# [Data to use]
-------------------------
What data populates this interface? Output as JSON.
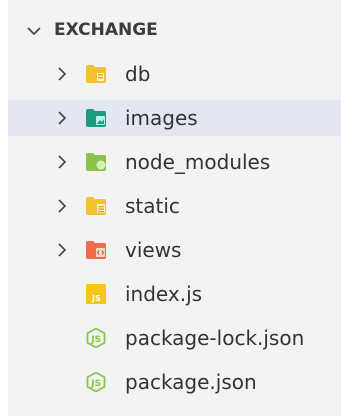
{
  "explorer": {
    "section_title": "EXCHANGE",
    "items": [
      {
        "label": "db",
        "kind": "folder",
        "icon": "folder-db-icon",
        "color": "#f2c230"
      },
      {
        "label": "images",
        "kind": "folder",
        "icon": "folder-images-icon",
        "color": "#1d9b7e"
      },
      {
        "label": "node_modules",
        "kind": "folder",
        "icon": "folder-node-icon",
        "color": "#8bc34a"
      },
      {
        "label": "static",
        "kind": "folder",
        "icon": "folder-static-icon",
        "color": "#f2c230"
      },
      {
        "label": "views",
        "kind": "folder",
        "icon": "folder-views-icon",
        "color": "#ef6c4a"
      },
      {
        "label": "index.js",
        "kind": "file",
        "icon": "js-file-icon",
        "color": "#f5c518"
      },
      {
        "label": "package-lock.json",
        "kind": "file",
        "icon": "nodejs-file-icon",
        "color": "#8bc34a"
      },
      {
        "label": "package.json",
        "kind": "file",
        "icon": "nodejs-file-icon",
        "color": "#8bc34a"
      }
    ]
  }
}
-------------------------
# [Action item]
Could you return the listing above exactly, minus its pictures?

# [Solution to this exercise]
What data populates this interface? Output as JSON.
{
  "explorer": {
    "section_title": "EXCHANGE",
    "items": [
      {
        "label": "db",
        "kind": "folder",
        "icon": "folder-db-icon",
        "color": "#f2c230"
      },
      {
        "label": "images",
        "kind": "folder",
        "icon": "folder-images-icon",
        "color": "#1d9b7e"
      },
      {
        "label": "node_modules",
        "kind": "folder",
        "icon": "folder-node-icon",
        "color": "#8bc34a"
      },
      {
        "label": "static",
        "kind": "folder",
        "icon": "folder-static-icon",
        "color": "#f2c230"
      },
      {
        "label": "views",
        "kind": "folder",
        "icon": "folder-views-icon",
        "color": "#ef6c4a"
      },
      {
        "label": "index.js",
        "kind": "file",
        "icon": "js-file-icon",
        "color": "#f5c518"
      },
      {
        "label": "package-lock.json",
        "kind": "file",
        "icon": "nodejs-file-icon",
        "color": "#8bc34a"
      },
      {
        "label": "package.json",
        "kind": "file",
        "icon": "nodejs-file-icon",
        "color": "#8bc34a"
      }
    ]
  }
}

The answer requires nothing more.